In many cases, completely losing a social following could be devastating to an early artist or creator.

Letting the success of your art business be determined exclusively by the whims of social media companies implies huge risk.

The best way to counter this risk, is to create a mailing list of your followers’ email addresses, and to reach out to them occasionally in an email newsletter.

Email newsletters are a professional means of mass communication to your most loyal customers and fans.

Better yet, there is no way for someone to take your mailing list away from you. No algorithm changes will prevent you from communicating directly with these followers of yours.

In this sense you truly own your audience’s attention, whereas on social media, you’re only borrowing their attention (which can be lost at any time).

Email marketing can also drive sales far more effectively than social media can. It’s way easier to sell new art by letting your mailing list know about a new product drop than it is to announce it somewhere on Instagram and hope people rush to your link in bio to buy.

Fortunately, you can start your own mailing list & make your own newsletter on Beehiiv for free - and not for a limited amount of time, but free forever.

If you DO, however, want to take advantage of one of their payed tiers that offer more features, the button below will give you 20% off your first 3 months with Beehiiv after a complimentary 30-day free trial.

Whether you want to send your newsletter weekly, monthly, quarterly, or even just a couple times per year, adding this one feature to your business might be the lowest-effort, highest-return change you ever make!

Subreddits You Should Be Aware of as an Artist

Some of the best places for advice on niche topics are Subreddits. Asking questions and speaking to folks in these various communities can yield a lot of helpful insights that you might not find elsewhere. You may even find some customers that want to buy from you as well!

  • r/ArtBusiness - A place to discuss everything related to the business side of art: from dealing with clients and contracts to marketing, social media and merch production.

  • r/ArtistLounge - A place for artists from all art-related Subreddits and beyond to come together and discuss art, their lives as artists, art culture, and share advice and techniques.

  • r/Commissions - A place for artists, writers, musicians, animators, etc. to advertise their services and commissions.

  • r/ArtStore - A subreddit for artists to link their stores, sell their wares and connect to people looking to purchase original art or hire artists for commissions.

  • r/LearnArt - A free art learning resource built on the principles of free education and art access to all.

What did you think of this week's newsletter?

Login or Subscribe to participate in polls.

Thanks for checking out another edition of Stay Sketchy. Catch you next week! ✌️

If you have any comments or suggestions on how to improve this newsletter, please let us know by commenting below.

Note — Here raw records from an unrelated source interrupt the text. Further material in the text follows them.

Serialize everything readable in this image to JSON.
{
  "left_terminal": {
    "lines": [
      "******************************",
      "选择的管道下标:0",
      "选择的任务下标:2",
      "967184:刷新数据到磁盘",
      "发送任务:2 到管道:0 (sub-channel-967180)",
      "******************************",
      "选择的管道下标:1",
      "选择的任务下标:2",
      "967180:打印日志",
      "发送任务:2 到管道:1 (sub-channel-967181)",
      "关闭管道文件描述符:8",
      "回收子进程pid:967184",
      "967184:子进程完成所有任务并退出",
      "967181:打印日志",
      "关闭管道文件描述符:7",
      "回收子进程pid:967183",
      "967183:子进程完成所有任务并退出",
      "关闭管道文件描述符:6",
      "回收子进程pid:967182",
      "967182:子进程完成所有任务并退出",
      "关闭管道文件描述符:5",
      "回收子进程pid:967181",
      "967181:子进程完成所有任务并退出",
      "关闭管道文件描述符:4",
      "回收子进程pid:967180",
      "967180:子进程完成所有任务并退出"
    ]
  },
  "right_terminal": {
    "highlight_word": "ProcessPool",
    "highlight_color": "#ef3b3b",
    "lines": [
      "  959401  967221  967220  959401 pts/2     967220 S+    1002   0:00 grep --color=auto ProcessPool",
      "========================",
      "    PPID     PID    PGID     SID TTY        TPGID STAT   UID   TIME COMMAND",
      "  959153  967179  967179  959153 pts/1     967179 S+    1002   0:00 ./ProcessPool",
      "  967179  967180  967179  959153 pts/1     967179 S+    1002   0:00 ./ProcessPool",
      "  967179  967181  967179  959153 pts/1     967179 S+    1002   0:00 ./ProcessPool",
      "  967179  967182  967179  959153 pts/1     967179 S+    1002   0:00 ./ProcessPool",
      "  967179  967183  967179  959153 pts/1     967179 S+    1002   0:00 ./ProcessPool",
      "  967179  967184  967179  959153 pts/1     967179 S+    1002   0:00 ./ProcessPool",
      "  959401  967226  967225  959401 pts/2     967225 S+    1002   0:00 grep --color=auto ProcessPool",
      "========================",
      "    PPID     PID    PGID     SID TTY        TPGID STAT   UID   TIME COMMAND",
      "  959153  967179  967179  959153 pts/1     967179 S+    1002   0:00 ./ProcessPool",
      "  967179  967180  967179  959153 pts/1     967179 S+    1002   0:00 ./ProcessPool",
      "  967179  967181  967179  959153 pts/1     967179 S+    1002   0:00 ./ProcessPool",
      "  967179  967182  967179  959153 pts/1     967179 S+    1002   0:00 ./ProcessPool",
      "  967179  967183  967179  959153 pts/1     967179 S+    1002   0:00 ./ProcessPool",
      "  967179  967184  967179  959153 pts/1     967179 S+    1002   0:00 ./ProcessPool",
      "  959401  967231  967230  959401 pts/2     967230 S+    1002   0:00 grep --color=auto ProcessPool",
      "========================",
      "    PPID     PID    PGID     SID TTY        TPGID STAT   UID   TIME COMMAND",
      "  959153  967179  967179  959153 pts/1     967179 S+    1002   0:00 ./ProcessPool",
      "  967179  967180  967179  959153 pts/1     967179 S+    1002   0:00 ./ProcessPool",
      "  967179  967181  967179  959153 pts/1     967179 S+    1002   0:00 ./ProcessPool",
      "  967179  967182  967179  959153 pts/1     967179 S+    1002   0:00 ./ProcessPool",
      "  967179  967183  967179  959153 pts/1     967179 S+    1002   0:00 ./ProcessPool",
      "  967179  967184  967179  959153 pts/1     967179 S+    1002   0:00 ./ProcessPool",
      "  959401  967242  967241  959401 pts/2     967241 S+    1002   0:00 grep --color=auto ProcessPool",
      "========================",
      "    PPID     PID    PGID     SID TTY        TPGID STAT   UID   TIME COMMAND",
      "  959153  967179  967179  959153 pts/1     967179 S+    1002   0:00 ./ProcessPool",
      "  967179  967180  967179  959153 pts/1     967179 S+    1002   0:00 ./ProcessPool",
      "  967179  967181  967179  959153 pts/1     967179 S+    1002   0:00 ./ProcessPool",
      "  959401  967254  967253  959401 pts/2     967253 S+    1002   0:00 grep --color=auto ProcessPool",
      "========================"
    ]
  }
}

As an Amazon Associate and affiliate of various partnership programs, the owner of this publication may receive commissions to linked products or services in this newsletter at no additional expense to the reader.

Join the conversation

or to participate.